-- GIVEN DATA follows --

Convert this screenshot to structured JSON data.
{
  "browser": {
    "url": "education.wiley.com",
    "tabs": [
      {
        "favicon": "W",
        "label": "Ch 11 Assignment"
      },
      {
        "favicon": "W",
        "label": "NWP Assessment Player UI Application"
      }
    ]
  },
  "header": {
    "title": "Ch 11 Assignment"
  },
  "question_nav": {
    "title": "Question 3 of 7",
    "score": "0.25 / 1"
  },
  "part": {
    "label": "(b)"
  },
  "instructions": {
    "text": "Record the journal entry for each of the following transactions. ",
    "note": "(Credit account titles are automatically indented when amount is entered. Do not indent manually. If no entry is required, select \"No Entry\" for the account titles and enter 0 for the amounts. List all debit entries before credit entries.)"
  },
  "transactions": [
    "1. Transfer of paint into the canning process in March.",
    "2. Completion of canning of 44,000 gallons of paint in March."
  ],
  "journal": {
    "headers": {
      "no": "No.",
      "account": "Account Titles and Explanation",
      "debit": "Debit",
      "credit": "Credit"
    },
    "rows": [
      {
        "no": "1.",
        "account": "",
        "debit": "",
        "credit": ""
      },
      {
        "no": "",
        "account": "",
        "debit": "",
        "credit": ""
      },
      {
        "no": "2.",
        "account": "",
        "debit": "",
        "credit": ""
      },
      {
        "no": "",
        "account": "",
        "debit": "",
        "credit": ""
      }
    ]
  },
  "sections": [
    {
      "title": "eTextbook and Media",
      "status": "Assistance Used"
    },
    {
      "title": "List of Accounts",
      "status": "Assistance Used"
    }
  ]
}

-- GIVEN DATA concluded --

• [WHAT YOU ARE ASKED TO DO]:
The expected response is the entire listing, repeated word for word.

• [EXERCISE ANSWER]:
Convert this screenshot to structured JSON data.
{
  "browser": {
    "url": "education.wiley.com",
    "tabs": [
      {
        "favicon": "W",
        "label": "Ch 11 Assignment"
      },
      {
        "favicon": "W",
        "label": "NWP Assessment Player UI Application"
      }
    ]
  },
  "header": {
    "title": "Ch 11 Assignment"
  },
  "question_nav": {
    "title": "Question 3 of 7",
    "score": "0.25 / 1"
  },
  "part": {
    "label": "(b)"
  },
  "instructions": {
    "text": "Record the journal entry for each of the following transactions. ",
    "note": "(Credit account titles are automatically indented when amount is entered. Do not indent manually. If no entry is required, select \"No Entry\" for the account titles and enter 0 for the amounts. List all debit entries before credit entries.)"
  },
  "transactions": [
    "1. Transfer of paint into the canning process in March.",
    "2. Completion of canning of 44,000 gallons of paint in March."
  ],
  "journal": {
    "headers": {
      "no": "No.",
      "account": "Account Titles and Explanation",
      "debit": "Debit",
      "credit": "Credit"
    },
    "rows": [
      {
        "no": "1.",
        "account": "",
        "debit": "",
        "credit": ""
      },
      {
        "no": "",
        "account": "",
        "debit": "",
        "credit": ""
      },
      {
        "no": "2.",
        "account": "",
        "debit": "",
        "credit": ""
      },
      {
        "no": "",
        "account": "",
        "debit": "",
        "credit": ""
      }
    ]
  },
  "sections": [
    {
      "title": "eTextbook and Media",
      "status": "Assistance Used"
    },
    {
      "title": "List of Accounts",
      "status": "Assistance Used"
    }
  ]
}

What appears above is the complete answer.